Wednesday, December 16, 2009
Book Review: The Black Act by Louise Bohmer
The Black Act by Louise Bohmer is a novel that opens a brand new whimsical world for fantasy and dark literature lovers. This novel establishes a whole new exciting mythology full of new creatures in a unique world.
The book explores the themes of forgiveness vs. condemnation, the strength of family vs. the strength of fate and doing what is right vs. the pull of the forbidden. The black acts discussed in the book span many generations of a particular witch family and show how one particular “black act” has cursed them.
The present day story opens with young witch, or Wise Women-in-training, twins Anna and Claire. They are being raised in the sacred valley of the mythical Wood People to learn how to use their inherited magical gifts for good. Yet a shocking ancestral secret threatens to unravel their peaceful existence. Anna starts having violent visions of her past kin while Claire starts acting out more and more and even starts secretly seeing a satyr in the woods.
As Claire threatens to bring the era of the Wise Women to a violent end through her actions, we get the backstory of the twins’ ancestors and see what black act marred their lineage and what exactly must be done to stop the curse.
Bohmer has created an enchanting and intriguing new world with the novel The Black Act. I love how she revisited many mythological creatures, like satyrs, and magically inclined humans, like witches, but added her own unique spin on them. The satyrs became these mysterious creatures literally made out of the elements of the earth, like bark, vines, dirt, moss and mushrooms. The witches had their own complex history of how and why they came to be and their own set of sacred oaths. I particularly loved the history of the whole land and how the Wood People (the mythological creatures) and the Dalthwein Clans (the humans, including the Wise Women) had fought many battles because of the hatred from a long ago human king before forming the fragile peace they have now. The rich history really wraps the story together and pulls you further into the complex mythology.

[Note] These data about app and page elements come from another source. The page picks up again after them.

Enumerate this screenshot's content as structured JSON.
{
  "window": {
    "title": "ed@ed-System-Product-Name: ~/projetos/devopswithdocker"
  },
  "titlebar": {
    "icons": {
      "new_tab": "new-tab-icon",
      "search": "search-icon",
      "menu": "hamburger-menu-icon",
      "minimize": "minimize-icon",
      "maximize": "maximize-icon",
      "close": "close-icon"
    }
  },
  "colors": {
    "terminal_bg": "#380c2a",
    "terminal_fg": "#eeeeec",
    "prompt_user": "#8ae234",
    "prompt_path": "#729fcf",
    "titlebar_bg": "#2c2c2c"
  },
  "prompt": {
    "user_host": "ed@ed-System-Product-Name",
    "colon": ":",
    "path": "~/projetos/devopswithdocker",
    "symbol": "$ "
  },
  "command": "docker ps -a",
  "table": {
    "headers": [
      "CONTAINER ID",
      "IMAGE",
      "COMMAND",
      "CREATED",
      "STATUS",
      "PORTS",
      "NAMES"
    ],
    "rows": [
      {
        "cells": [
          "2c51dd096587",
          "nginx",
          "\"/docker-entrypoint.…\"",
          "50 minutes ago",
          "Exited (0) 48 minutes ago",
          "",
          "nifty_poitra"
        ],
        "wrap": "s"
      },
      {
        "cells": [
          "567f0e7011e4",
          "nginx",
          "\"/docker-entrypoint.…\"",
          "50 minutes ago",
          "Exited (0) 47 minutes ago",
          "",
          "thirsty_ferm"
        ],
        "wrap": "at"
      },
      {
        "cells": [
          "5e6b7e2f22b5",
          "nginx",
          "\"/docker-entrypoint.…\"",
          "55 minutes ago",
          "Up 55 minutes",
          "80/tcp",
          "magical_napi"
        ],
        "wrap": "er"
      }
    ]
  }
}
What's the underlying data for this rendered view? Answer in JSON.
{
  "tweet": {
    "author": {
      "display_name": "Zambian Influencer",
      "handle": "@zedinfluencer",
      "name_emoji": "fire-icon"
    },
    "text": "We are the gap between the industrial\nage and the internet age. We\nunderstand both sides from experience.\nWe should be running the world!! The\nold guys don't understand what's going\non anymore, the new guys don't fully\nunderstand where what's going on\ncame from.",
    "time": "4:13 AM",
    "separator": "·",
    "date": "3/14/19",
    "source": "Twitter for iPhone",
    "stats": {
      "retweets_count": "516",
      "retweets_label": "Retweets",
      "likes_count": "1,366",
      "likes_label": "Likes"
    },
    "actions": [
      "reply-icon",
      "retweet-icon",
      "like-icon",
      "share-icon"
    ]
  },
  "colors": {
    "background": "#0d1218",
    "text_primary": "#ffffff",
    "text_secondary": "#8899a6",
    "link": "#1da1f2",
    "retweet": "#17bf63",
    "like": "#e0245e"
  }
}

The novel is written deftly by Bohmer and she enthralls you with not only her unique mythology but also her engaging writing style. Her highly detailed descriptions of the Wood People make them both fascinating and frightening and her human characters are so developed that you feel like you know them. The book pulled me in from the opening pages and I finished it in merely two sittings!
The only thing I wasn’t too fond of was the last part of the book, where the two main characters of Anna and Claire, whom I cared about and emotionally invested in, are suddenly dropped and the rest of the tale is told by their descendant. Plus, the villains of the book, the ghosts of the two evil men who committed the first black act and started the curse, just don’t suffer enough for all the turmoil and death they’ve caused. I wanted their ends to be sweetly satisfying, but they get off far too easily and didn’t satiate my hunger for their blood!
Despite this issues, I still thoroughly enjoyed The Black Act and think that fantasy and dark literature fans will be enthralled with Louise Bohmer’s debut novel. I cannot wait to see what Bohmer does next with the memorable mythology she has created!
Order it on Amazon!